Think of the hardest life experience you’ve ever hard to live through – the exact moment you found yourself thrown into a room made of four walls with no way out except to sit in your own silence, with your never-ending questions and surprisingly, tears. So many tears you didn’t think were humanly possible. And then think of how you got through it, the day you realized you were finally getting better and seeing clearer, the day you realized this was going to be a story worth telling. What, other than you, helped you get through it?

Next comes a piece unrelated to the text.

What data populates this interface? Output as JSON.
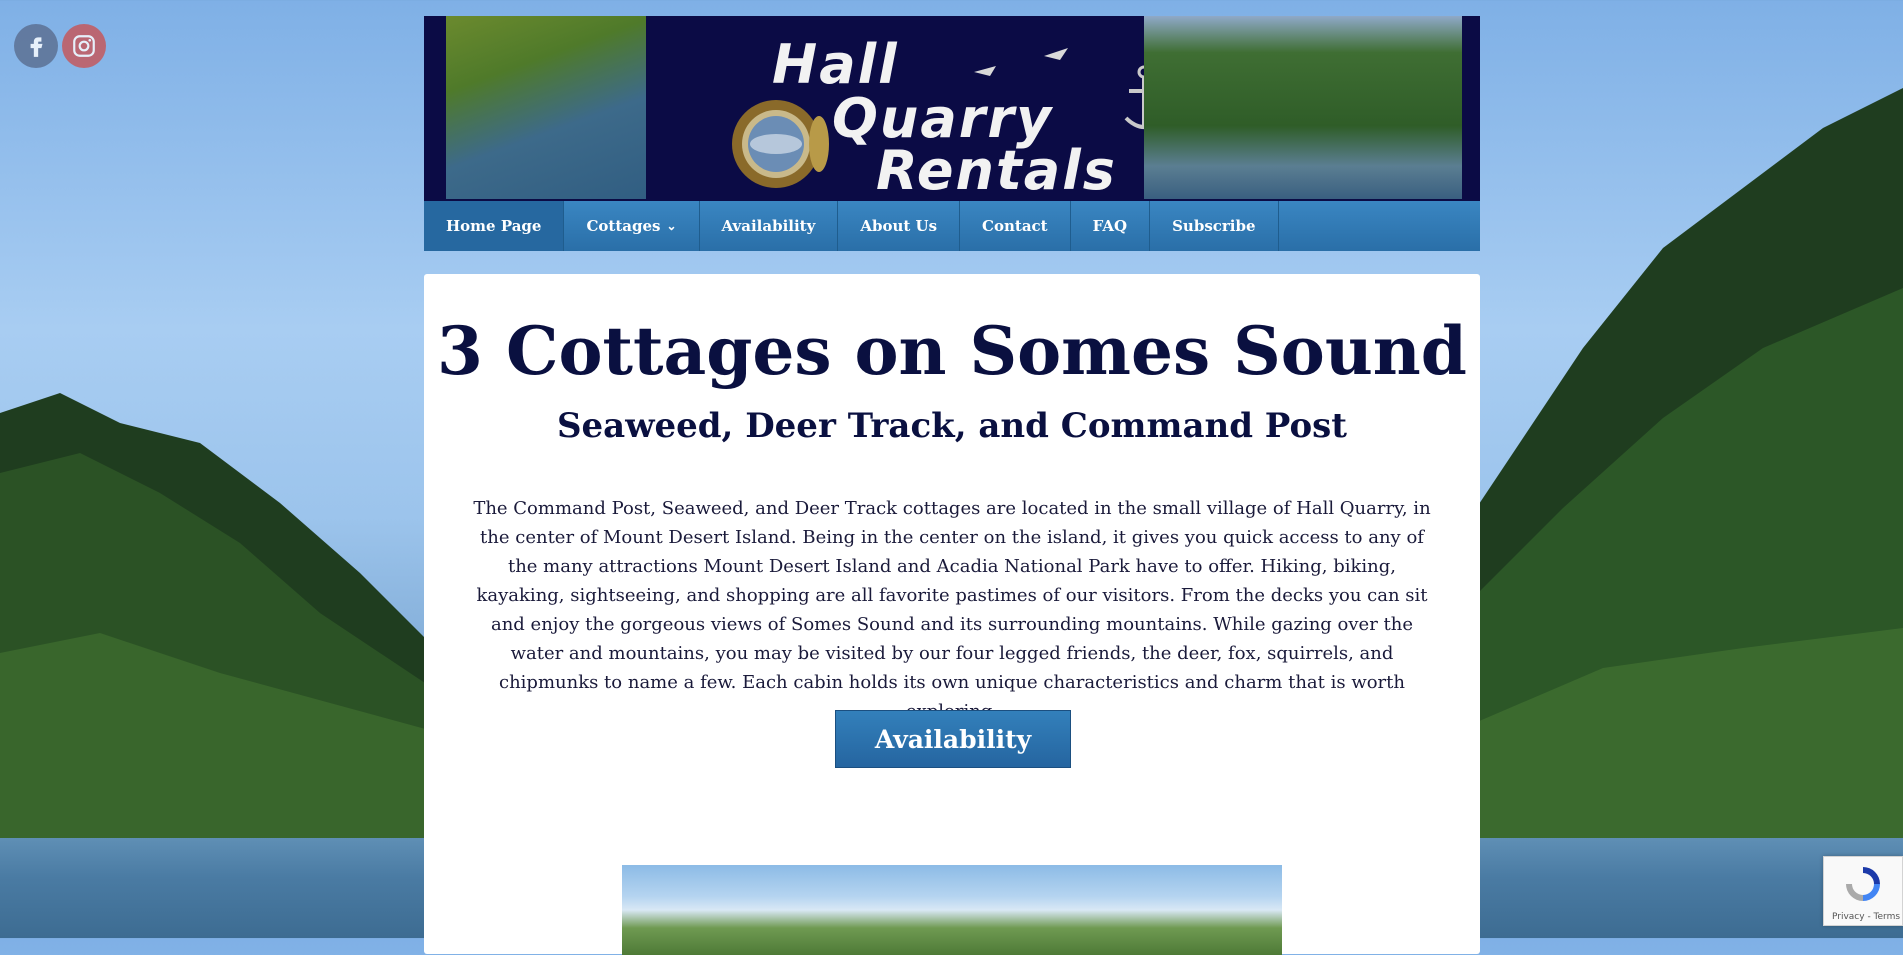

When I think of the role music plays in my life, I first think of that particular situation I’ve been droning on and on about, and how I had never felt so powerless as the time I realized there was nothing I could do except accept what life decided put me through. I remember realizing there was no way out except to get through it, even if I didn’t want to; I remember feeling my heart physically hurt and the soreness of my eyes as I lived through every day. And then I think of the countless songs that became the antidotes to that part of my life, the relief I felt when I felt my heart healing to the rhythm of albums like Lorde’s Melodrama playing in my mind, or Rex Orange County telling me that loving is easy. Maybe it was the pain that was constantly demanding to be felt, the determined path to healing, or maybe it was the undeniable feel good sound of the way those drums went with the bass. Maybe it was all those elements put together. Either way, the artists in this playlist-turned-antidote will forever hold a spot in my heart – a spot so solid that as soon as these songs play, I am instantly reminded of the nights I spent crying on my bedroom floor, trying my hardest to calm myself down with the sound of these songs that unintentionally became the background music of the hardest point in my life, and how even after all that, I managed to live.
I remember the satisfying, beautiful reoccurring moments I found my answer to the question: “Am I ever going to get through this?” in between the lyrics of my favorite song. It could be in the hustle of public transport, with strangers surrounding me and the sun glaring at my back, and even though my current circumstances weren’t looking so great, with a good song like “Stay” by Mac Ayres blasting from my earphones I decided I was okay, simply because this song was playing. Or it could be alone in my bedroom, trying desperately to feel okay again, and then a beautiful song plays, and my heart begins to flutter.
Another one of my favorite moments, though, is when I am on my short walk home and the sunset is the first to welcome me back. All that natural beauty combined with my favorite song rests every last ounce of my soul, no matter how bad my day could have been.
Moments like these are moments that make my favorite music so unforgettable, so significantly beautiful that I believe I can tell anyone— from my closest friend to a complete stranger—that if you are under the impression that you have lost your soul, you just might be able to find it in between the lyrics of a good song.